Arnol could see the city in the distance. He had emerged from the forest and was drawing close now to his goal. It was getting dark, and he could hear howling in the distance. He was afraid the beasts may have caught his scent again. The elves could not have been able to hold them off for long. His goal in sight, Arnol put all of his strength into a final spurt over the last stretch of land.
The beasts were coming. They had gotten away from the annoying creatures showering them with pine cones and had picked up their prey’s scent. He would pay for bringing death to so much of their family. In return, they would bring death to his family.
Arnol threw himself against the gate, pounding on it as he caught his breath. He looked back over his shoulder fearfully and called out as loudly as he could manage with his parched throat. There was no response. He continued pounding as he wondered if, even after finally reaching his goal, his quest for help had been in vain.
Inside the city two of the Immortals were having a disagreement. “He has come all the way back to our city by himself,” one was saying. “He calls for our help. The mortals must be in terrible danger. Should we not help them?”
The other, who was Andomath, the eldest and king of all the Immortals, shook his head. “We cannot let any of them into our city, my son. He has been exiled, and the law has been set so that he must not enter the gate. They have brought this punishment on themselves, and there is nothing we can do to help them. You must learn to give your attention to our people, and forget about those in the outside world.”
“Even if they cannot be allowed into the city, can we not go outside and help them? Why must we not help our own family?”
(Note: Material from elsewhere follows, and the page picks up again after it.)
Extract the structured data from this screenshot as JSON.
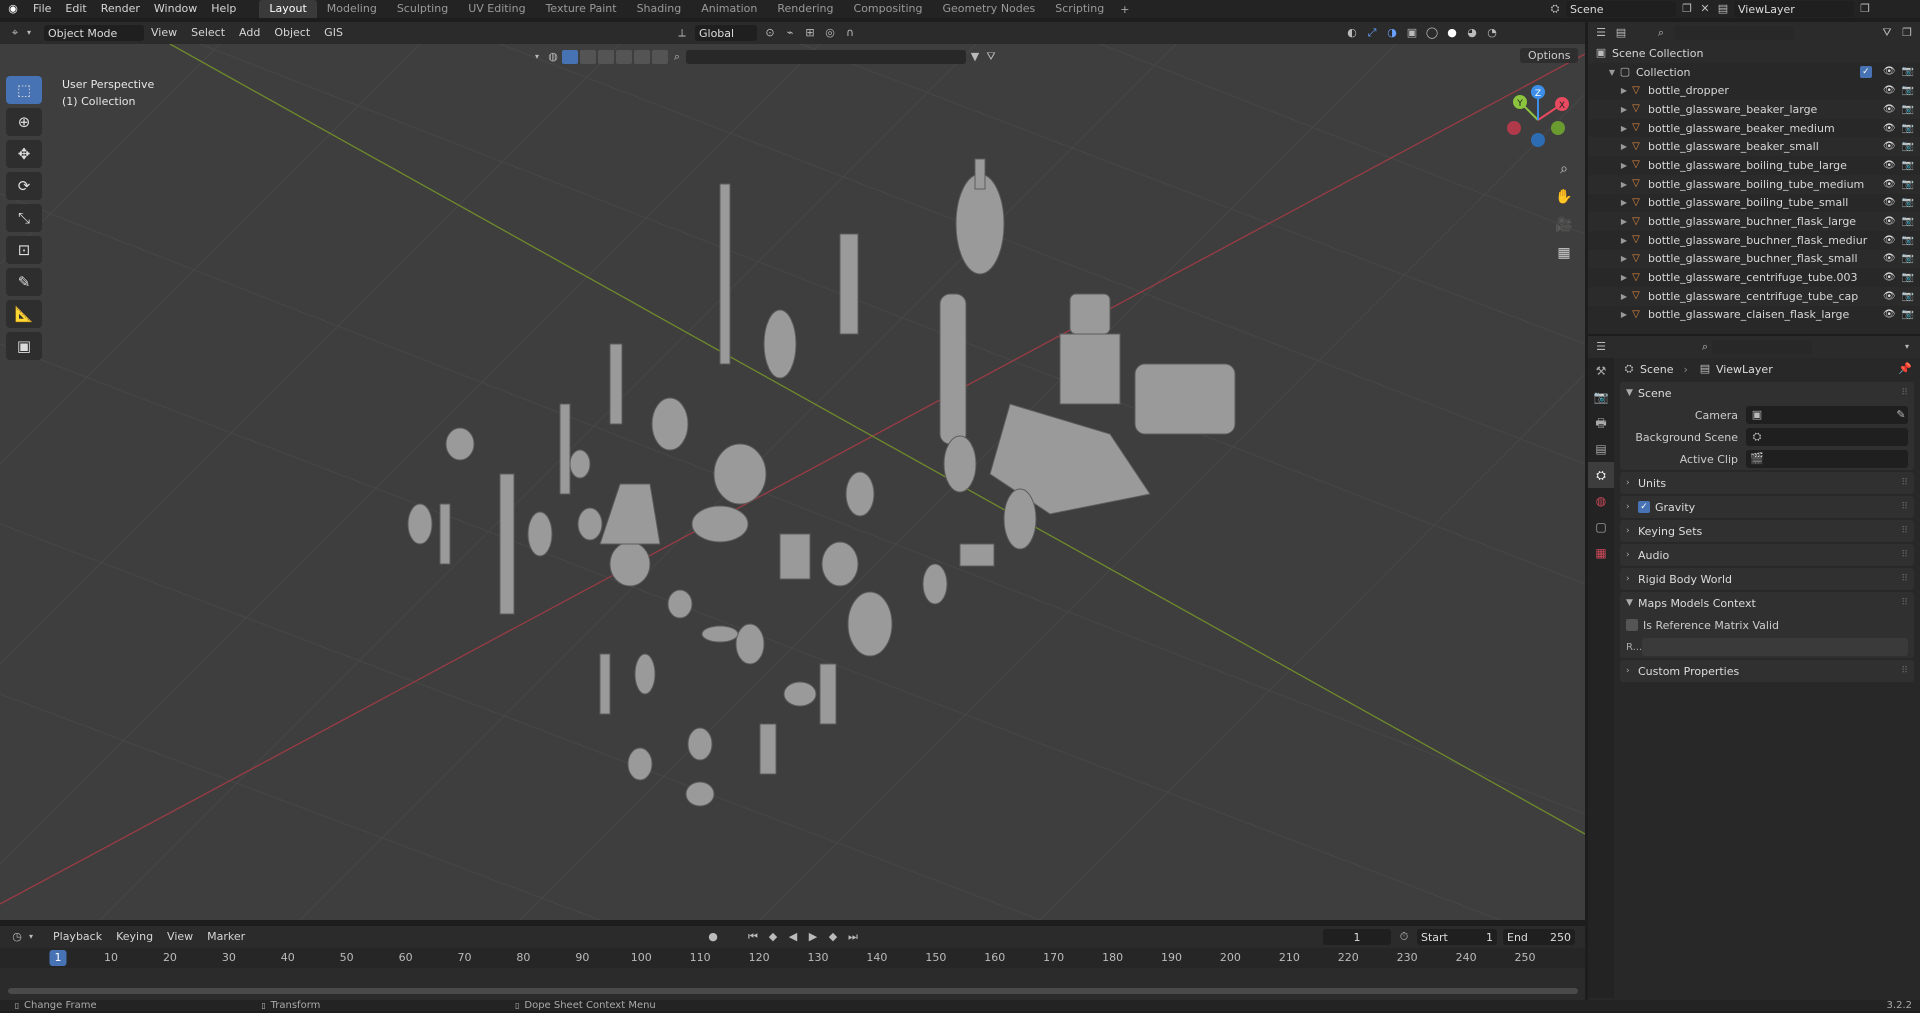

Andomath looked at him sadly. “They are not our family anymore.”
His son straightened up as if stung by the statement. “They are still my family. And I will not leave them to suffer alone. If they must not come into the city, them I will leave it and go where I can help them.”
“Angel, I implore you not to take their fate upon your shoulders. This city is your home.”
Angel turned away from his father. “Not anymore.”
Arnol could see the shapes of the beasts charging at him across the field like black shadows under the dark moonlit sky. There was nowhere for him to run or hide. He banged helplessly on the gate in desperation, thinking that this must at last be the end.
Suddenly the gate moved. It swung slowly outward as a figure stepped out into the grass. The beasts were almost upon them. The figure stepped fearlessly toward them and they suddenly skidded to a halt, as if they were confronting some larger and more fearsome beast that they knew they had no chance against.
Arnol stared at the figure in surprise. The Immortal was taller and more majestic than he remembered, and the moonlight seemed to make his skin and clothes glow. It was as if Arnol could see deeper than surface level, and could tell that he had an unknowable power deep within him: the power to command and rule over all other living things. The simple mortal was awed and humbled at the same time. The Immortals had changed much since the time that he was last among them. Or maybe, he was the one who had changed.